Other issues that crop up: Where do you keep 33 gallons of starter (and it's 70 gallon container)? Are you willing to feed that 34 gallon starter about 20 gallons (352 cups) of flour just to save discarding 1 3/4 cups over the week? At the 7 day mark, how much bread do you plan to make and will it use up all 33.75 gallons? 

So for several good reasons you DO want to discard, especially while building a new scratch starter.


KenK's picture

I've been lurking here for a while and registered just to post on this thread.  I began a starter about a week ago.  1/4 cup water and 1/2 cup flour. I have been taking out half and feeding it twice a day. 

It started working within a day or so but it has not been rising much although it has a nice sour dough smell to it. I think because it has been too cool in the house.  

Today I fed it at lunch time and put it in the oven with the light on.  That seemed to perk it up a little.  About six hours later I took half the starter (1/2 cup) and mixed it with 1/2 cup of Bisquick.  Nothing else.  It made about three and a half biscuits.  They were delicious.  To my knowledge I've never eaten a sourdough biscuit so I have no basis of comparison but it was somewhere between a normal biscuit and a yeast roll.

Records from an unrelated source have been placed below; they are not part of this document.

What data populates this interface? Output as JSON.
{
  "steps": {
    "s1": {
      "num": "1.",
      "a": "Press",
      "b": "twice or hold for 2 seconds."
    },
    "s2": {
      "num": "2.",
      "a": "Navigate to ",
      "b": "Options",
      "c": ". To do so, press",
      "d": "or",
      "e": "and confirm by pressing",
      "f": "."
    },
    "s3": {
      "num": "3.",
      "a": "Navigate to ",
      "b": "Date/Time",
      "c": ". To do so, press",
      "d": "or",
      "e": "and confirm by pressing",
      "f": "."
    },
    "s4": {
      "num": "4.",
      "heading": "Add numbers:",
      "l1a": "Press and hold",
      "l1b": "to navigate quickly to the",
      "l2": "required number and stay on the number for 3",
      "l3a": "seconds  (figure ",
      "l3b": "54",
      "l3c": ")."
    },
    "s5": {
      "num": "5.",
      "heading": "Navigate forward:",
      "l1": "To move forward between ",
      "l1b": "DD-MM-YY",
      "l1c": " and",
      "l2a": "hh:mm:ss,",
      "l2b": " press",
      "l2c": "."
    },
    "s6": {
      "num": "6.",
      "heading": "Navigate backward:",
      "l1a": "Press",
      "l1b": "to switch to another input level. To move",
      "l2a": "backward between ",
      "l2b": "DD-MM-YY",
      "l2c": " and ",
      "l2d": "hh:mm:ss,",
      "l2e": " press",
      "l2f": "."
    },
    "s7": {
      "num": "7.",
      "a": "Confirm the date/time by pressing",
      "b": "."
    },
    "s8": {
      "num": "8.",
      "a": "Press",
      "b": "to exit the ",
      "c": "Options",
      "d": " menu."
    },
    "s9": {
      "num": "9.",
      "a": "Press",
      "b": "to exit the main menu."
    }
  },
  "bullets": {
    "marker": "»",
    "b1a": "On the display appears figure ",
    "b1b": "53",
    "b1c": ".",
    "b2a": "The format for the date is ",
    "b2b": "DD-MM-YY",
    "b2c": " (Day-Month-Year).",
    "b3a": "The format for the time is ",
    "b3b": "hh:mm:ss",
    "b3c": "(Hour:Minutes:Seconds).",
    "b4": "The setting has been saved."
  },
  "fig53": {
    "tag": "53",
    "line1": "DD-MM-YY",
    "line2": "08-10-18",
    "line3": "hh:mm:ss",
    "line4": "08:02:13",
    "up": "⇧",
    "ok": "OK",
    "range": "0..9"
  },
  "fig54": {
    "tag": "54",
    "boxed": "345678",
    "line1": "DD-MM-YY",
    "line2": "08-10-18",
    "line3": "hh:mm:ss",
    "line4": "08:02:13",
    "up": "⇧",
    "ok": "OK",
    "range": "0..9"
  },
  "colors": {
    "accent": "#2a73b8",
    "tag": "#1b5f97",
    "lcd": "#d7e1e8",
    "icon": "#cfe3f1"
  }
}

simpleann's picture

I have built my starter (AP flour + water) 3 weeks ago and have used it to make bread ever since.  Being an adventurous newbie, I used the SD basic bread recipe as before but this time kept it in the fridge to retard as I have read in many of the entries here. My SD bread was just out of the oven few minutes ago and I couldn't resist just tearing a wee bit of it to taste.  It has that crunch I so love but it's sourer than those previous SD bread I have made so far.  Does starter get sourer as it aged?  or it's the retard process over the 3 days in the fridge that gave that extra tad of sourness in the bread?